■ INSTRUCTIONS TO FOLLOW ■
Print out every line of the listing below without alteration.

■ MATERIALS PROVIDED ■
= = = = =

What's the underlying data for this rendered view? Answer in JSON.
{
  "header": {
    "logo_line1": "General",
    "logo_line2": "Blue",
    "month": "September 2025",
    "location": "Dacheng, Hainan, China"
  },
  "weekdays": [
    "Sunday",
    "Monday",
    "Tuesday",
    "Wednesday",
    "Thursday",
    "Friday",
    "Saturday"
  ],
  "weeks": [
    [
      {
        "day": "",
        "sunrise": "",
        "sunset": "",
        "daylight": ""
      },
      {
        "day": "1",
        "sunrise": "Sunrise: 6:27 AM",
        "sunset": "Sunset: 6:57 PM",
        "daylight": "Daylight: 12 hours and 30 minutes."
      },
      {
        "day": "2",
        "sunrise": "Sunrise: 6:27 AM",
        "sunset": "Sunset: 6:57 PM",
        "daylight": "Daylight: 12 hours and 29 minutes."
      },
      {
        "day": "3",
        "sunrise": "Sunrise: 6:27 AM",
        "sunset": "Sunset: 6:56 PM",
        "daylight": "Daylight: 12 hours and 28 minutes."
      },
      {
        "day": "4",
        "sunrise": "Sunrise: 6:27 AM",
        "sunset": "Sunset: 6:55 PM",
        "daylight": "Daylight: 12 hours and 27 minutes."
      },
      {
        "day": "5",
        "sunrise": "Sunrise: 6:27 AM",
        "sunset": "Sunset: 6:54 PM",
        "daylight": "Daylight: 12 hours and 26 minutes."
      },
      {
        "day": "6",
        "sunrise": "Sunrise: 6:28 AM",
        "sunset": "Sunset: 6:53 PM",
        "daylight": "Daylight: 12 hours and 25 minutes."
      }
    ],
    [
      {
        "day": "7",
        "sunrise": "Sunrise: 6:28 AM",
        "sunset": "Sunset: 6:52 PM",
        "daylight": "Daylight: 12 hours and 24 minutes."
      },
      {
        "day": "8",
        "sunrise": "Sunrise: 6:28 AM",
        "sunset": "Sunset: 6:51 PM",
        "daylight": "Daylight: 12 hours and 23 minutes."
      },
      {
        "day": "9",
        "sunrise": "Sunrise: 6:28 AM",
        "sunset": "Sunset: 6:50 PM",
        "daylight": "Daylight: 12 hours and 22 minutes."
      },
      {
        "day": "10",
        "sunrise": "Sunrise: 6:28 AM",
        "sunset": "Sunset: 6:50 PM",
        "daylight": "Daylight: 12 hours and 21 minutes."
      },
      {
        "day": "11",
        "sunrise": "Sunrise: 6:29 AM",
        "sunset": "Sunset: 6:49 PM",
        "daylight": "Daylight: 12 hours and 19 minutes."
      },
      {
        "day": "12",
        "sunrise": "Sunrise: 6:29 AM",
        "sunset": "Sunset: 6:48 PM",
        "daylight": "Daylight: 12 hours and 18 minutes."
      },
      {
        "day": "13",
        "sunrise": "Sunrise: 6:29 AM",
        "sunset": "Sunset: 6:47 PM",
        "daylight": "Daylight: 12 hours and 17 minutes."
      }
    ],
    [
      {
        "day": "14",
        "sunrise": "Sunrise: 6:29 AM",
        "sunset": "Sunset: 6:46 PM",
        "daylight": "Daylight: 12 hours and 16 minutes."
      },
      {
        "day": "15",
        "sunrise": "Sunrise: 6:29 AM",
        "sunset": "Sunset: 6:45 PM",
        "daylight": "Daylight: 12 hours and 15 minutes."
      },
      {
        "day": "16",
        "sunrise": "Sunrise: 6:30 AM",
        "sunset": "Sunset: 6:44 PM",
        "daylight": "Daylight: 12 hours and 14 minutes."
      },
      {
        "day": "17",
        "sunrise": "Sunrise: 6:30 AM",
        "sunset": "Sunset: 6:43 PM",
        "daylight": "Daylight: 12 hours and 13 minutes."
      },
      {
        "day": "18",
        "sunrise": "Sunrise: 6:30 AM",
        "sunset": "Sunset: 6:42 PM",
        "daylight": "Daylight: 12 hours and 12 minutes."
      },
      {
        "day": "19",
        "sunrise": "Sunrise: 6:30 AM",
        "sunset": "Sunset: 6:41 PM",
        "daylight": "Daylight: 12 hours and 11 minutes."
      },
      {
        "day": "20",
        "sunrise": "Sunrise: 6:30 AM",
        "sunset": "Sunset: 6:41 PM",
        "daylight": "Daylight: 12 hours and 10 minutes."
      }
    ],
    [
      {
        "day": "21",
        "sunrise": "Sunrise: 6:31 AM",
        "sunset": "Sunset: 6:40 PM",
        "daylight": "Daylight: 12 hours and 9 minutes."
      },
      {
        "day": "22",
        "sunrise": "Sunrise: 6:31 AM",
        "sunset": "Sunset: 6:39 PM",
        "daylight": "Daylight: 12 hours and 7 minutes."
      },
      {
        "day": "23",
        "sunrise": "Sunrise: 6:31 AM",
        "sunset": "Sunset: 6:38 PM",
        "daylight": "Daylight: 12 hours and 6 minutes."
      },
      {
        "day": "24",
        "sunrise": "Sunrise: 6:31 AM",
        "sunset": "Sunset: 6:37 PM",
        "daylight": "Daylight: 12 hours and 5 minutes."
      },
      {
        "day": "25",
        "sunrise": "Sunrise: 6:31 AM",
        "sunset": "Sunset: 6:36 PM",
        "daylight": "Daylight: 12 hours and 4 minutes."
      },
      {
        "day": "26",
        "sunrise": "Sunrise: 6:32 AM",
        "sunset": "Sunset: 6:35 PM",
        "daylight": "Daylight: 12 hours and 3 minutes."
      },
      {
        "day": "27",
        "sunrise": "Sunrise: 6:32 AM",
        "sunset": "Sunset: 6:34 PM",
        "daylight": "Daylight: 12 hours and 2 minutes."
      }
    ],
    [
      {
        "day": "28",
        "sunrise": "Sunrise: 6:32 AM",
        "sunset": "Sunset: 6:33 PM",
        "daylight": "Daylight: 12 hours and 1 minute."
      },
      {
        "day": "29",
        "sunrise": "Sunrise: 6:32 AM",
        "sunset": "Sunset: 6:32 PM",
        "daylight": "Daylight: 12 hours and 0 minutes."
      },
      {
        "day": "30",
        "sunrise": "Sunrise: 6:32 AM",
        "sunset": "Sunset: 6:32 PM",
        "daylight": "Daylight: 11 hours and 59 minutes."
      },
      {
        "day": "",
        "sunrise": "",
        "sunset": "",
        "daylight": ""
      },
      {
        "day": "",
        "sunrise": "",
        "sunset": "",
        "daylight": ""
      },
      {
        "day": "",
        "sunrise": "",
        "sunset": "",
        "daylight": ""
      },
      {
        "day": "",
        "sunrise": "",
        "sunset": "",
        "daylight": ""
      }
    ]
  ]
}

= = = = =

■ COMPLETED TASK ■
What's the underlying data for this rendered view? Answer in JSON.
{
  "header": {
    "logo_line1": "General",
    "logo_line2": "Blue",
    "month": "September 2025",
    "location": "Dacheng, Hainan, China"
  },
  "weekdays": [
    "Sunday",
    "Monday",
    "Tuesday",
    "Wednesday",
    "Thursday",
    "Friday",
    "Saturday"
  ],
  "weeks": [
    [
      {
        "day": "",
        "sunrise": "",
        "sunset": "",
        "daylight": ""
      },
      {
        "day": "1",
        "sunrise": "Sunrise: 6:27 AM",
        "sunset": "Sunset: 6:57 PM",
        "daylight": "Daylight: 12 hours and 30 minutes."
      },
      {
        "day": "2",
        "sunrise": "Sunrise: 6:27 AM",
        "sunset": "Sunset: 6:57 PM",
        "daylight": "Daylight: 12 hours and 29 minutes."
      },
      {
        "day": "3",
        "sunrise": "Sunrise: 6:27 AM",
        "sunset": "Sunset: 6:56 PM",
        "daylight": "Daylight: 12 hours and 28 minutes."
      },
      {
        "day": "4",
        "sunrise": "Sunrise: 6:27 AM",
        "sunset": "Sunset: 6:55 PM",
        "daylight": "Daylight: 12 hours and 27 minutes."
      },
      {
        "day": "5",
        "sunrise": "Sunrise: 6:27 AM",
        "sunset": "Sunset: 6:54 PM",
        "daylight": "Daylight: 12 hours and 26 minutes."
      },
      {
        "day": "6",
        "sunrise": "Sunrise: 6:28 AM",
        "sunset": "Sunset: 6:53 PM",
        "daylight": "Daylight: 12 hours and 25 minutes."
      }
    ],
    [
      {
        "day": "7",
        "sunrise": "Sunrise: 6:28 AM",
        "sunset": "Sunset: 6:52 PM",
        "daylight": "Daylight: 12 hours and 24 minutes."
      },
      {
        "day": "8",
        "sunrise": "Sunrise: 6:28 AM",
        "sunset": "Sunset: 6:51 PM",
        "daylight": "Daylight: 12 hours and 23 minutes."
      },
      {
        "day": "9",
        "sunrise": "Sunrise: 6:28 AM",
        "sunset": "Sunset: 6:50 PM",
        "daylight": "Daylight: 12 hours and 22 minutes."
      },
      {
        "day": "10",
        "sunrise": "Sunrise: 6:28 AM",
        "sunset": "Sunset: 6:50 PM",
        "daylight": "Daylight: 12 hours and 21 minutes."
      },
      {
        "day": "11",
        "sunrise": "Sunrise: 6:29 AM",
        "sunset": "Sunset: 6:49 PM",
        "daylight": "Daylight: 12 hours and 19 minutes."
      },
      {
        "day": "12",
        "sunrise": "Sunrise: 6:29 AM",
        "sunset": "Sunset: 6:48 PM",
        "daylight": "Daylight: 12 hours and 18 minutes."
      },
      {
        "day": "13",
        "sunrise": "Sunrise: 6:29 AM",
        "sunset": "Sunset: 6:47 PM",
        "daylight": "Daylight: 12 hours and 17 minutes."
      }
    ],
    [
      {
        "day": "14",
        "sunrise": "Sunrise: 6:29 AM",
        "sunset": "Sunset: 6:46 PM",
        "daylight": "Daylight: 12 hours and 16 minutes."
      },
      {
        "day": "15",
        "sunrise": "Sunrise: 6:29 AM",
        "sunset": "Sunset: 6:45 PM",
        "daylight": "Daylight: 12 hours and 15 minutes."
      },
      {
        "day": "16",
        "sunrise": "Sunrise: 6:30 AM",
        "sunset": "Sunset: 6:44 PM",
        "daylight": "Daylight: 12 hours and 14 minutes."
      },
      {
        "day": "17",
        "sunrise": "Sunrise: 6:30 AM",
        "sunset": "Sunset: 6:43 PM",
        "daylight": "Daylight: 12 hours and 13 minutes."
      },
      {
        "day": "18",
        "sunrise": "Sunrise: 6:30 AM",
        "sunset": "Sunset: 6:42 PM",
        "daylight": "Daylight: 12 hours and 12 minutes."
      },
      {
        "day": "19",
        "sunrise": "Sunrise: 6:30 AM",
        "sunset": "Sunset: 6:41 PM",
        "daylight": "Daylight: 12 hours and 11 minutes."
      },
      {
        "day": "20",
        "sunrise": "Sunrise: 6:30 AM",
        "sunset": "Sunset: 6:41 PM",
        "daylight": "Daylight: 12 hours and 10 minutes."
      }
    ],
    [
      {
        "day": "21",
        "sunrise": "Sunrise: 6:31 AM",
        "sunset": "Sunset: 6:40 PM",
        "daylight": "Daylight: 12 hours and 9 minutes."
      },
      {
        "day": "22",
        "sunrise": "Sunrise: 6:31 AM",
        "sunset": "Sunset: 6:39 PM",
        "daylight": "Daylight: 12 hours and 7 minutes."
      },
      {
        "day": "23",
        "sunrise": "Sunrise: 6:31 AM",
        "sunset": "Sunset: 6:38 PM",
        "daylight": "Daylight: 12 hours and 6 minutes."
      },
      {
        "day": "24",
        "sunrise": "Sunrise: 6:31 AM",
        "sunset": "Sunset: 6:37 PM",
        "daylight": "Daylight: 12 hours and 5 minutes."
      },
      {
        "day": "25",
        "sunrise": "Sunrise: 6:31 AM",
        "sunset": "Sunset: 6:36 PM",
        "daylight": "Daylight: 12 hours and 4 minutes."
      },
      {
        "day": "26",
        "sunrise": "Sunrise: 6:32 AM",
        "sunset": "Sunset: 6:35 PM",
        "daylight": "Daylight: 12 hours and 3 minutes."
      },
      {
        "day": "27",
        "sunrise": "Sunrise: 6:32 AM",
        "sunset": "Sunset: 6:34 PM",
        "daylight": "Daylight: 12 hours and 2 minutes."
      }
    ],
    [
      {
        "day": "28",
        "sunrise": "Sunrise: 6:32 AM",
        "sunset": "Sunset: 6:33 PM",
        "daylight": "Daylight: 12 hours and 1 minute."
      },
      {
        "day": "29",
        "sunrise": "Sunrise: 6:32 AM",
        "sunset": "Sunset: 6:32 PM",
        "daylight": "Daylight: 12 hours and 0 minutes."
      },
      {
        "day": "30",
        "sunrise": "Sunrise: 6:32 AM",
        "sunset": "Sunset: 6:32 PM",
        "daylight": "Daylight: 11 hours and 59 minutes."
      },
      {
        "day": "",
        "sunrise": "",
        "sunset": "",
        "daylight": ""
      },
      {
        "day": "",
        "sunrise": "",
        "sunset": "",
        "daylight": ""
      },
      {
        "day": "",
        "sunrise": "",
        "sunset": "",
        "daylight": ""
      },
      {
        "day": "",
        "sunrise": "",
        "sunset": "",
        "daylight": ""
      }
    ]
  ]
}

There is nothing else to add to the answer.